▸ What is required: Copy, from the material below, every line in which the word "icon" can be found.
[Opening Input records section]
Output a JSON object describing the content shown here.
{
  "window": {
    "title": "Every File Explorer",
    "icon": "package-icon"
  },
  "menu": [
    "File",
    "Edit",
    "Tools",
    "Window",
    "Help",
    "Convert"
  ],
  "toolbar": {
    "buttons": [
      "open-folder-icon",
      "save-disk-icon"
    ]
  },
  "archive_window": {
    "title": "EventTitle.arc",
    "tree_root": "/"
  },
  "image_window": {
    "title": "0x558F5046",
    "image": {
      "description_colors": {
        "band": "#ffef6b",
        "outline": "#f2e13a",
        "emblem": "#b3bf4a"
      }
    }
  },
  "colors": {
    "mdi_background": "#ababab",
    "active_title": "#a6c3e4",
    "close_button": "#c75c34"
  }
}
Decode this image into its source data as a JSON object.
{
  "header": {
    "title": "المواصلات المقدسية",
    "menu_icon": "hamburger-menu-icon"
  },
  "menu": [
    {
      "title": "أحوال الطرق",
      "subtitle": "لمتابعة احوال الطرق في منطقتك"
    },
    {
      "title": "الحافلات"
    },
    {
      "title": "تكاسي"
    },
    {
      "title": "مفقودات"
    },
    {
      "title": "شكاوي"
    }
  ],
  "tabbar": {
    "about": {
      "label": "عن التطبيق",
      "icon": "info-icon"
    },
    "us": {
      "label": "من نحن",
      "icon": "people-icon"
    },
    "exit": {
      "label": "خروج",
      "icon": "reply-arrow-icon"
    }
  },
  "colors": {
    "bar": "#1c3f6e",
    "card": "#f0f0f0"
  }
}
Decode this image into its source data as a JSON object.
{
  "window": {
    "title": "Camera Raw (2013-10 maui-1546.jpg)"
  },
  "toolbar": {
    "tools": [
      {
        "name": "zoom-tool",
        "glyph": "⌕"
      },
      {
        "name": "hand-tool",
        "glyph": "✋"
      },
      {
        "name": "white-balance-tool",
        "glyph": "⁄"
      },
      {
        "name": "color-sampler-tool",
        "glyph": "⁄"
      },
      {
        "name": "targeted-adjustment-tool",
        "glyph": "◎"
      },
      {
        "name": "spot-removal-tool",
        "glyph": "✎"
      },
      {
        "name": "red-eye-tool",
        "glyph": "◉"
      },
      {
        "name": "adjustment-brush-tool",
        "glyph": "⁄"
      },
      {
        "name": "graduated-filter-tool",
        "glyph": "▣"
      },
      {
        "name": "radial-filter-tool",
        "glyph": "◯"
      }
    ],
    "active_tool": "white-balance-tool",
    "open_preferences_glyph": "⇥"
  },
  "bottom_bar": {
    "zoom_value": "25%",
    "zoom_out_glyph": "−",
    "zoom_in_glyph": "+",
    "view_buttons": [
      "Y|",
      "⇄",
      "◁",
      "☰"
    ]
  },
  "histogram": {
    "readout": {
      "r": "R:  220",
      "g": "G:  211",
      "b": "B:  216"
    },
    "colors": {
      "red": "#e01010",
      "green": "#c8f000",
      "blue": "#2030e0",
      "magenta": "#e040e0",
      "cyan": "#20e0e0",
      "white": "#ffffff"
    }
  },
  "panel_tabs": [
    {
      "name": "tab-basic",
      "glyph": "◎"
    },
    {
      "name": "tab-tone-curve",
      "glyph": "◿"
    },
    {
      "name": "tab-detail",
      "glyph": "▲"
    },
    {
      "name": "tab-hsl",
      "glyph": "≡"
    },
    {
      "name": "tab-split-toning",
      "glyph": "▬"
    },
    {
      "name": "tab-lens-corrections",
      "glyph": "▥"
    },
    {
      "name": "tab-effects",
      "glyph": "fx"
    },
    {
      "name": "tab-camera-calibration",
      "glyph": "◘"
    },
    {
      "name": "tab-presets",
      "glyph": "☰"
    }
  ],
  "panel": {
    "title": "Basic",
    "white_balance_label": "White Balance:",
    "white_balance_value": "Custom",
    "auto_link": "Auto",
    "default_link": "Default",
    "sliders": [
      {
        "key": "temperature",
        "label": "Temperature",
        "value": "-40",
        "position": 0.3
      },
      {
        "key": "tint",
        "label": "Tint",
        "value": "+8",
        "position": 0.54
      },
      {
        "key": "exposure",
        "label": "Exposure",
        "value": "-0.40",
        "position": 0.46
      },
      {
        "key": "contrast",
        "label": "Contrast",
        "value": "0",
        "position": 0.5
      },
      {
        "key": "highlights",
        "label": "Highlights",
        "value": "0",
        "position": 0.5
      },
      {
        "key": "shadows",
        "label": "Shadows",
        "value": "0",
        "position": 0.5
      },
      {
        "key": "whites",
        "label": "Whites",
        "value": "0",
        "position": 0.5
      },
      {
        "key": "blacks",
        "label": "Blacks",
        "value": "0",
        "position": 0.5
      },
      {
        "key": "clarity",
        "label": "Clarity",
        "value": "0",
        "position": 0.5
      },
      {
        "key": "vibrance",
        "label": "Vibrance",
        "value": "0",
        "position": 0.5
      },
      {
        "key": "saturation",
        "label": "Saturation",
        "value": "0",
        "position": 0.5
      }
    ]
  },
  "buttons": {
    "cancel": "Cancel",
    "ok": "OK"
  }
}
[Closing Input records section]
▸ Response to this exercise:
    "icon": "package-icon"
      "open-folder-icon",
      "save-disk-icon"
    "menu_icon": "hamburger-menu-icon"
      "icon": "info-icon"
      "icon": "people-icon"
      "icon": "reply-arrow-icon"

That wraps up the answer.